Two questions: It appears to me that a swing-blade mill would be more versatile in making the cuts needed for gun stocks than a band mill. Is that the case? How does one go about cutting gun stocks from the log? I have a number of logs with large limbs joining the bole. My presumption is that the forearm of the stock would come from the limb and the cheek end of the stock from the bole, with the pistol grip about where the limb joins the bole. Am I off base?

Forum Responses
(Sawing and Drying Forum)
From contributor A:
I think you are off base a bit, although I have never even looked into cutting gun stocks. The wood needs to come from the trunk only. There is no reason to use a branch in any of it. If I'm not mistaken, the nicer stocks come from the root ball of the walnut as well.

From contributor B:
What size are you cutting your blanks?

From the original questioner:
The gun stock blanks will be 3" thick, 35" long, 7" wide at the cheek end, and 3" wide at the forearm tip.

From contributor C:
If you are cutting the logs for gunstocks, use a bandmill and slab the logs into cants as wide as you can, dry the cants and then cut the blanks from that. With wide cants you will be able to lay out your stocks for the best possible grain flow through the stock. Lay out your one-piece rifle blanks first for best grain flow and then areas in between the one-piece blanks can be laid out for two-piece blanks.

You will get some fancy grain where large limbs were cut of the trunk and also there will be extremely fancy wood in the crotches.

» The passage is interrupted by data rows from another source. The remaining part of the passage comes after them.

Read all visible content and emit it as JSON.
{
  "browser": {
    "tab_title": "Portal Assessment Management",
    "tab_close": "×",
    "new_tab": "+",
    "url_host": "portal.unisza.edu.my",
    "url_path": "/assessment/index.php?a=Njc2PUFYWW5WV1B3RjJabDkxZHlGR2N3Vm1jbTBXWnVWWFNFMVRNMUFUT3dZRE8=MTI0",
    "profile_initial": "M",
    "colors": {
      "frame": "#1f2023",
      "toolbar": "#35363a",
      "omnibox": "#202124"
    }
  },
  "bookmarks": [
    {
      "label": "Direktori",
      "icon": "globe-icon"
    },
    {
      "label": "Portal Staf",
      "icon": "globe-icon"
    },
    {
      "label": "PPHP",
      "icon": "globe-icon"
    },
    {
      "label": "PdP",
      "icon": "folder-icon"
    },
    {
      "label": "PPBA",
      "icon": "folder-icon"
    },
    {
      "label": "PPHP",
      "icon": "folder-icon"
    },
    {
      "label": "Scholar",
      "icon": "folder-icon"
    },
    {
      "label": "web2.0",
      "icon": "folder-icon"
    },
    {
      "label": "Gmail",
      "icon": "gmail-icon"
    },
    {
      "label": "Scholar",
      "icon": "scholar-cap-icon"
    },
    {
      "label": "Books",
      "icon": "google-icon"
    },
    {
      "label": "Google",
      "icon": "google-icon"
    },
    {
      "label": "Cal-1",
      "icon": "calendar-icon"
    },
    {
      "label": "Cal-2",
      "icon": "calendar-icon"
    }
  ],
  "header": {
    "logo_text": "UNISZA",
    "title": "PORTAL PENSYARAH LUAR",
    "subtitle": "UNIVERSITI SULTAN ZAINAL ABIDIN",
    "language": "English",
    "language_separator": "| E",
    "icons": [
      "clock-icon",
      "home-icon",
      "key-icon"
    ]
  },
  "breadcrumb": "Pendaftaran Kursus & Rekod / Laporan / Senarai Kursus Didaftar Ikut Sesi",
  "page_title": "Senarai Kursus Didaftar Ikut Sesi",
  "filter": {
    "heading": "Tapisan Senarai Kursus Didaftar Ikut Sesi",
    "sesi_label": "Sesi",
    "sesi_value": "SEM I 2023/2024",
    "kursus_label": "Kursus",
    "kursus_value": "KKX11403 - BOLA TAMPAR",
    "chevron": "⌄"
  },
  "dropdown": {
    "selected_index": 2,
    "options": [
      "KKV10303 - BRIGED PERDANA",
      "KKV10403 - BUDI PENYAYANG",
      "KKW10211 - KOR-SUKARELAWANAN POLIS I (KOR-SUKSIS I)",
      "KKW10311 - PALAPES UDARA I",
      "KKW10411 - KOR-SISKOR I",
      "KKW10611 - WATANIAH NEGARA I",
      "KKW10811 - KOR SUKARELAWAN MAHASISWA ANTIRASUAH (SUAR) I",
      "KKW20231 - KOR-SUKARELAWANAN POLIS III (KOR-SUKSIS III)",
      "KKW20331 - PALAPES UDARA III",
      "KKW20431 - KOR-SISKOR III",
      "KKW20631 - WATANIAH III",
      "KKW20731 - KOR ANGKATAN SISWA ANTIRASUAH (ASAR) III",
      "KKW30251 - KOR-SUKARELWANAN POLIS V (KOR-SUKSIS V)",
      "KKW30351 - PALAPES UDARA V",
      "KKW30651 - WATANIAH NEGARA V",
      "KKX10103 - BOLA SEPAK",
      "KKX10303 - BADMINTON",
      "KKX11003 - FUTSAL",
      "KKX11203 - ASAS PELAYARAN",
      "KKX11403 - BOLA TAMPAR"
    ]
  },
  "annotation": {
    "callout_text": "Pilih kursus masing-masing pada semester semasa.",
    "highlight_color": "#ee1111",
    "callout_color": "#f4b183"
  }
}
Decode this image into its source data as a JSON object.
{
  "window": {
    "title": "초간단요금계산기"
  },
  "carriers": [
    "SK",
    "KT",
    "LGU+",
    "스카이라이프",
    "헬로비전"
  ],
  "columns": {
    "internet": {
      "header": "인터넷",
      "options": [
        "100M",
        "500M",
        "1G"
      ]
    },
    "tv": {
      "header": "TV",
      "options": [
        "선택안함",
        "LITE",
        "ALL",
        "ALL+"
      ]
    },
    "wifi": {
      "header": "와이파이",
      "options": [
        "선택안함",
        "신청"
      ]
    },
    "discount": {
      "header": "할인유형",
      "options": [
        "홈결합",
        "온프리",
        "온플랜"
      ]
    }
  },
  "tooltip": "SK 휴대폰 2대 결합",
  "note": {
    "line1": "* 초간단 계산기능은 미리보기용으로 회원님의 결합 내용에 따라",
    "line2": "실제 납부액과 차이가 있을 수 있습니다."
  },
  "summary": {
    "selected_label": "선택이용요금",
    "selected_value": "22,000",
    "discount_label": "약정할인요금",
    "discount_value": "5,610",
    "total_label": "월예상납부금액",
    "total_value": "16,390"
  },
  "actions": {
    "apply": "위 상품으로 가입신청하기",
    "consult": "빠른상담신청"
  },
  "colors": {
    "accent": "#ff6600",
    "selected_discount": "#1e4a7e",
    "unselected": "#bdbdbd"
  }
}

If the logs were cut just above the crotch you will only be able to get two-piece blanks from the crotch area. There is usually fancy wood in the root ball but it is usually a lot of extra work to get it.

From the original questioner:
I have heard that the root ball will have fancy grain, but how does one go about cutting up a root ball?

From contributor C:
After you get the root ball out of the ground you will need to remove all the dirt and debris from it, then trim it up with a chainsaw.

From contributor D:
I'm also cutting some gun stocks. I've tried it on a band mill, but had the best success with a Logosol M7 Woodworker's mill. It lets you line up small and odd-shaped pieces, and is smooth and precise. I got some beautiful feathered grain, but drying is tricky.

From the original questioner:
How do you go about drying the gun stock blanks?

From contributor C:
If you cut the logs into cants they will need to be stacked and stickered and air dried for a couple of years or until the moister content of the wood is 20% or less. We let our cants air dry to 12% - 15% - this usually takes one year per one inch of thickness to air dry where we live but it could take longer or shorter depending on where you are at.

After the wood has air dried it must be put into a kiln and dried to 6%-8% - gunstock blanks must be dried to this percent. After the cants are kiln dried then they can be cut into gunstock blanks. The blanks should be kept in a controlled area so they do not acquire any moisture.

From the original questioner:
Is a vacuum kiln required to dry the 12/4 cants to 6% - 8%? Do you sticker 12/4 material any differently than 4/4 for air drying - for example, thicker stickers, closer spacing of stickers, lots of weight on the pile, etc.?

From contributor C:
A vacuum kiln is not required. We use 1" x 1" stickers at 24" intervals for the 12/4 cants.

The comments below were added after this Forum discussion was archived as a Knowledge Base article (add your comment).

Comment from contributor E:
As a gunsmith and sawmill worker I have sawn a few blanks and shaped a few stocks from blanks. You will definitely want to excavate the stump which is where most of the burl is. This wood is the most highly sought after in the stock making trade.

Pressure washing the stump will clean most of the debris off and then a chainsaw will finish that task. You can quarter-sawn the stump or slab cut it. I prefer to do all this within a week. I cut my blanks three inches thick and strive for 14 inch wide planks 34 inch long. You must have at least 2 and half inches if you want a cheek piece on the stock - two and quarter minimum for a non cheek piece. The goal is to have 6 and a half inches minimum at the butt and 2 and a half at the nose cap. More is better for the elaborate cheek pieces and high Monte Carlo style combs. You can get from other areas of the tree.

If you have a large limb going to the butt log you will probably get a nicely figured butt-stock. Two pieces are easy to get a high yield but try to keep them paired or else the grain won’t match well. Sapwood is a taboo sometimes it looks great and sometimes it doesn’t. As for drying every experienced stock maker I know will not use a blank unless it has air dried for 7 years minimum. You do not want to kiln dry gun stock lumber wet off the saw. These gunsmiths don't want to see a moisture meter reading they want to see a dust covered blank with an old magic marker date on it. They like the wood to be tempered by allowing it to be cooled and heated by nature’s seasons. Definitely seal the ends to slow the drying and reduce checking and splitting. I personally have shaped stocks from blanks that were 4 year old cherry blanks that were dehumidified, kiln dried and metered at 10 percent. These stocks have not warped or soaked in the finish whatsoever. But most other accomplished stock makers won’t take the risk of having a thousand dollar plus piece of wood along with a couple hundred hours of inletting, shaping, finishing, and checkering go awry to premature stock blanks. It is a lucrative market if you have the time and means to do it. Then it could produce some extra income.